As the government is yet to decide on her plea for residential permit, controversial Bangladeshi writer Taslima Nasrin may have to leave India soon and apply for a fresh visa because her travel document expires in the middle of August.
The 47-year-old doctor-turned writer is also trying for a permanent residency in the country. Her visa is valid till August 16. Her application for granting a permanent residency in the country has been hanging in balance for years together.
Official sources said the government has already made it clear that Taslima's visa cannot be extended beyond August 16, 2010 as her travel document had been issued under the category.
Taslima, a Swedish passport-holder, had sought visa under the miscellaneous category in 2005 and it has since been extended initially for a year and later for six months. The visa under this category cannot be extended beyond five years.
She has been conveyed that she should seek a fresh visa from a third country after which she could visit India again, the sources said.
Taslima, who has been in and out of the country after she was dramatically bundled out of West Bengal in November 2007 in the wake of protests by radical Muslim groups, came from London in the wee hours of Sunday last and was immediately whisked away to a safe location.
The future plans of the writer, who shot to fame with her controversial book 'Lajja' in 1994, were not immediately known.
The writer has been told that she could stay in some other country for a few days and later apply afresh for the visa under the same category, pending her request for a permanent residency in the country, the sources said.

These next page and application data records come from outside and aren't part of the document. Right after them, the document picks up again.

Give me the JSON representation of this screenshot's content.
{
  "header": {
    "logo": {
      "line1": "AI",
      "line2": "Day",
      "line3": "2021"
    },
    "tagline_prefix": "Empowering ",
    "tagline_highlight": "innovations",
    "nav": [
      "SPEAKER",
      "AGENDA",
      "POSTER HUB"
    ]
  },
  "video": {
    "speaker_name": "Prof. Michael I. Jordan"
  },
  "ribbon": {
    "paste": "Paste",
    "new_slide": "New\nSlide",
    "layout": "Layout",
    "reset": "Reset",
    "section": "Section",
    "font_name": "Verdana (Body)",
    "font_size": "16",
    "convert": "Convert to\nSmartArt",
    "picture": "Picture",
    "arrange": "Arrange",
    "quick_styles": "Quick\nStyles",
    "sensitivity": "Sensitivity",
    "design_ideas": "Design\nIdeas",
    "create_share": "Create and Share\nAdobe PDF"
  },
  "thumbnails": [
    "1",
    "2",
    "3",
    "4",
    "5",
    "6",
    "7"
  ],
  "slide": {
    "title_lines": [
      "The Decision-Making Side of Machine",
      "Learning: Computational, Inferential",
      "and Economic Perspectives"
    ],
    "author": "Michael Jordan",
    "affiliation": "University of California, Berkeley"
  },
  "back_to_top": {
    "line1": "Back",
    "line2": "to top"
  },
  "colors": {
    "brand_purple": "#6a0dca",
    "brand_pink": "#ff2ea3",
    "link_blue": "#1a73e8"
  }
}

The writer had earlier expressed her desire to visit Kolkata but it has been turned down on the ground that radical elements may try to harm her, the sources said.